Scotland

Police Scotland to change how they handle calls

Lamara Bell and John Yuill
Image caption John Yuill and Lamara Bell were found in the car three days after the crash was first reported

Police Scotland is to change the way it handles calls to 101 and 999 services.

It follows a report from HM Inspector of Constabulary which recommended improvements to the way risk and vulnerability of callers was assessed.

Independent watchdogs have also highlighted failures in a number of cases in which vulnerable people have been found dead despite calls for help.

Police chiefs said the new approach would improve the force's ability to despatch officers to urgent incidents.

Assistant Chief Constable John Hawkins said all calls would be dealt with individually after assessing the risk and vulnerability posed to the caller.

An inquiry into police call-handling was ordered in the wake of a crash on the M9 in 2015 in which two people died after police call handlers failed to pass on an accident report.

Lamara Bell was discovered critically injured in the crashed car and had been in the vehicle next to her dead partner John Yuill for three days. She died later in hospital.

The inspector's report highlighted weaknesses in the roll-out of Police Scotland's new call handling system and made 30 recommendations for improvement.

Image caption Call-handling officers will carry out an enhanced risk assessment

Police Scotland has now said officers in its service centre will undergo specialist training to make an "enhanced assessment of threat, risk, harm and vulnerability" for every caller.
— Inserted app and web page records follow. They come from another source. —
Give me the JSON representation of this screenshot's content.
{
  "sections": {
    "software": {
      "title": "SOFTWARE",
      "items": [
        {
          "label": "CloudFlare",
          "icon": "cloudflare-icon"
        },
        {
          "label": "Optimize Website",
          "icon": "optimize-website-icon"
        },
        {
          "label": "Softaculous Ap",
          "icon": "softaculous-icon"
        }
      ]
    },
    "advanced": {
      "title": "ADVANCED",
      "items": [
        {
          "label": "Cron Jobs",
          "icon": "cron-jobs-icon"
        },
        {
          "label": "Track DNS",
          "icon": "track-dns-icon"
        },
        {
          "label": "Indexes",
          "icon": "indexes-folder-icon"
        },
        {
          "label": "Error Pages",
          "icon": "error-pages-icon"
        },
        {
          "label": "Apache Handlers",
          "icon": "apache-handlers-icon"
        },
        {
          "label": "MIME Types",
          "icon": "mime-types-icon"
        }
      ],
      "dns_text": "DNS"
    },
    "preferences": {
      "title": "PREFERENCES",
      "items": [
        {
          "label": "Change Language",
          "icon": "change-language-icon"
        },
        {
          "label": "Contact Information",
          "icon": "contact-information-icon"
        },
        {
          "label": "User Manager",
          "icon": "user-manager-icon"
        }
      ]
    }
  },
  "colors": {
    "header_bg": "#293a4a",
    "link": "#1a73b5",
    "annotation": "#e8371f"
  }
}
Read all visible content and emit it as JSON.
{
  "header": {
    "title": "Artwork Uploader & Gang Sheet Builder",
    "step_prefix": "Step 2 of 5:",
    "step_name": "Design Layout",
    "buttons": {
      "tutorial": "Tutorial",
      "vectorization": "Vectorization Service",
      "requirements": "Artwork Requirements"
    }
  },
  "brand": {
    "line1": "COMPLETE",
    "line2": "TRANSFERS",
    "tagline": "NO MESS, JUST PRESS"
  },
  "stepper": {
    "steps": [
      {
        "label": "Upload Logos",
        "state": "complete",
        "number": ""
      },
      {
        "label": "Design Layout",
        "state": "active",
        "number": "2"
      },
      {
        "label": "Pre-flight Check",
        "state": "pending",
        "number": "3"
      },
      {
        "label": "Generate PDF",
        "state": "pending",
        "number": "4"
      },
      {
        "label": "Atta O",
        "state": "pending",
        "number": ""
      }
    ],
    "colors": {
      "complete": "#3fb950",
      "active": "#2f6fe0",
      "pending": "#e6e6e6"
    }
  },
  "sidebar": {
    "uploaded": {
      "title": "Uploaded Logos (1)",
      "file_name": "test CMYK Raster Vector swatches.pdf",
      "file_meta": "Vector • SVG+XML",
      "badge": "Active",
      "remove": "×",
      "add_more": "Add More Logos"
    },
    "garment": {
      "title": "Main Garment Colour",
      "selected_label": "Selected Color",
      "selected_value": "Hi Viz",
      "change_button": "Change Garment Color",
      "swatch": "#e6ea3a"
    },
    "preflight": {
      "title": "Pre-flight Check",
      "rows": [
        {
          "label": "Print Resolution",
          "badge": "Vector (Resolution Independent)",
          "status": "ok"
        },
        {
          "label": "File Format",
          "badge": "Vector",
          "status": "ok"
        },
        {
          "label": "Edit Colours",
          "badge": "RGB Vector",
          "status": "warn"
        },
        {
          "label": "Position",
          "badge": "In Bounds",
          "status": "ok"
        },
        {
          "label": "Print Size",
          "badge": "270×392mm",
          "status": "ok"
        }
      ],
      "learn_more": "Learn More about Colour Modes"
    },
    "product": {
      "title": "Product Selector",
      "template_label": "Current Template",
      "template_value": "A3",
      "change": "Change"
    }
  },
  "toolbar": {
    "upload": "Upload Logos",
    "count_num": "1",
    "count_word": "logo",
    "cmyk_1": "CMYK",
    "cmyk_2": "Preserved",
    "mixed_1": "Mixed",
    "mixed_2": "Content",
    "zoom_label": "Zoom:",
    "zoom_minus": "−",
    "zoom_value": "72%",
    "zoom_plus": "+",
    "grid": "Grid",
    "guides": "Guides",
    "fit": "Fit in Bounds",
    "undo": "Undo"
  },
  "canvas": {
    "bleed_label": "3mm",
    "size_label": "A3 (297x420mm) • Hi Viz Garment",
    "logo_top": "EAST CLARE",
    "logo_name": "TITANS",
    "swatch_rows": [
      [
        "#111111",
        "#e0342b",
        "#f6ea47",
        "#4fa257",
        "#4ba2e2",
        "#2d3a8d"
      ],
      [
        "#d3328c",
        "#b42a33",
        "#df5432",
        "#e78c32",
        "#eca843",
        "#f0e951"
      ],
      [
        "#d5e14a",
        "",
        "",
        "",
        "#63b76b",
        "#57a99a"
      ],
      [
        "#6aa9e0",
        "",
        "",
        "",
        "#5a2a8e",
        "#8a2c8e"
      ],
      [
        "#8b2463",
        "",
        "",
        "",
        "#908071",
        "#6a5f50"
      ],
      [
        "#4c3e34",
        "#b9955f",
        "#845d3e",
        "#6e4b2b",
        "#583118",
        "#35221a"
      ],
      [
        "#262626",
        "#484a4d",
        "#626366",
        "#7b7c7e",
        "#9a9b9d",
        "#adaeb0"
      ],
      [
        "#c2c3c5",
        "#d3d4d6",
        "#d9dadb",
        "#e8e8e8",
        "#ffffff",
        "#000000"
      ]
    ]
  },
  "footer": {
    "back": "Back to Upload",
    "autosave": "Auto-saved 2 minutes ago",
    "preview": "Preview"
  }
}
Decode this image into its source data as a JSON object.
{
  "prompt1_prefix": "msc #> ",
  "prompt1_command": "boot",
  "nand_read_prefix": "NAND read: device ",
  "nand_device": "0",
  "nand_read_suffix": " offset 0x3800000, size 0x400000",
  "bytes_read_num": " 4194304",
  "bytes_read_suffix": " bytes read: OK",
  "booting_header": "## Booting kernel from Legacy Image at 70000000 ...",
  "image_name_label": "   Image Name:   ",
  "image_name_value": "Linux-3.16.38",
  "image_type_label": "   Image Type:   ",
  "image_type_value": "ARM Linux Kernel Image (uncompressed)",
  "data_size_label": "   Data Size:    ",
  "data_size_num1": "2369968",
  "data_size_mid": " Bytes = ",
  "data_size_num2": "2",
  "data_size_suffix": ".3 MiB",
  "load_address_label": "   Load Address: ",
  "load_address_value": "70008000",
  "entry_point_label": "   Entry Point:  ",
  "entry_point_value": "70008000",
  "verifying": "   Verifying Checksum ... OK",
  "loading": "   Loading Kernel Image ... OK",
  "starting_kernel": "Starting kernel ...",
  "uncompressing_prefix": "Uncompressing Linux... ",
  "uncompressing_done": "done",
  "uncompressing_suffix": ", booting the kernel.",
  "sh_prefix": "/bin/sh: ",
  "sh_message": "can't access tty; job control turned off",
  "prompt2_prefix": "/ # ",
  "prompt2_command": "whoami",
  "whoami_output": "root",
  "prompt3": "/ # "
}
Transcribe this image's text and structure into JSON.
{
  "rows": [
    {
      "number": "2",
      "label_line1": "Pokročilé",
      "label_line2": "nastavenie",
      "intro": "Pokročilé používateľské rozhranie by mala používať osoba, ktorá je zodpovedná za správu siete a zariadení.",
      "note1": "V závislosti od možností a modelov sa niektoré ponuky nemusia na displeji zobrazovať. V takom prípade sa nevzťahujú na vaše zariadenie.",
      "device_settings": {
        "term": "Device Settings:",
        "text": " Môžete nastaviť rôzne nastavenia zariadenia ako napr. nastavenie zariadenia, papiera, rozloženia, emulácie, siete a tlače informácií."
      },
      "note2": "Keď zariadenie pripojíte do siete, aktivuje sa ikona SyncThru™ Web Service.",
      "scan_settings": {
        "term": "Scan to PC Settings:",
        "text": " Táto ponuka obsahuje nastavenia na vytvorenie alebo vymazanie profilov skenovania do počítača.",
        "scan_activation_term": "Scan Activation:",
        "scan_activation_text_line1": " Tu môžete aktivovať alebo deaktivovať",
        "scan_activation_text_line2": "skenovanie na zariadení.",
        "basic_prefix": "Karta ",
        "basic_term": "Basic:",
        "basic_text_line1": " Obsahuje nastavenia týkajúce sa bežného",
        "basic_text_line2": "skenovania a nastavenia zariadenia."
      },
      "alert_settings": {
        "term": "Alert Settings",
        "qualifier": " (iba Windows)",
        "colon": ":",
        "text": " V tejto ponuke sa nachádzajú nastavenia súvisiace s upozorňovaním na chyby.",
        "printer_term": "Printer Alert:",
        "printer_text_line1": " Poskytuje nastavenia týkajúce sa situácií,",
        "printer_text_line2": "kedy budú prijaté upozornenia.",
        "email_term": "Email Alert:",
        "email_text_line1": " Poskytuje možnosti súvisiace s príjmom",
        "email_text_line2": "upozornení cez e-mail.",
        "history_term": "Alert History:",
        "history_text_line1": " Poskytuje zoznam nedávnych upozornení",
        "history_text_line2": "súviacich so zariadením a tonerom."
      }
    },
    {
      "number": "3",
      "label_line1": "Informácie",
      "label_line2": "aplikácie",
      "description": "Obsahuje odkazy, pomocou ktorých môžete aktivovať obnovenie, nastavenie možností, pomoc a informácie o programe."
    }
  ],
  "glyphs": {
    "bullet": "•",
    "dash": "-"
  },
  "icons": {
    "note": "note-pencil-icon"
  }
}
They said the information from the "enhanced assessment" would determine the most appropriate and proportionate police response.

Assistant Chief Constable Hawkins said: "Every caller is different and our response should be too.

"The new approach will ensure we can provide better service to the public by taking more information from the caller so that we can make a more robust assessment of risk, threat and harm and vulnerability.

"The new model will also increase our ability to despatch police officers to urgent incidents, which means we can get to the people who need us most, when they need us most."

The assistant chief constable said the current response to calls to the 101 and 999 service was based on "pre-determined policies, procedures and system grading".

He said he wanted to get away from having a 'one size fits all' approach to certain types of calls.

"This means that we might deal with the same type of call differently depending on the needs of the caller, after assessing their vulnerability and the risk posed to them," he said.

"For example, we might send officers if an elderly person calls to report that their garden shed has been broken into, but someone who is in a less vulnerable situation may actually request that we set up an appointment at their convenience or that an officer calls them back."

The new approach will be introduced in phases, starting with Lanarkshire, and Dumfries and Galloway in summer 2019, prior to a proposed roll out across Scotland.

Related Topics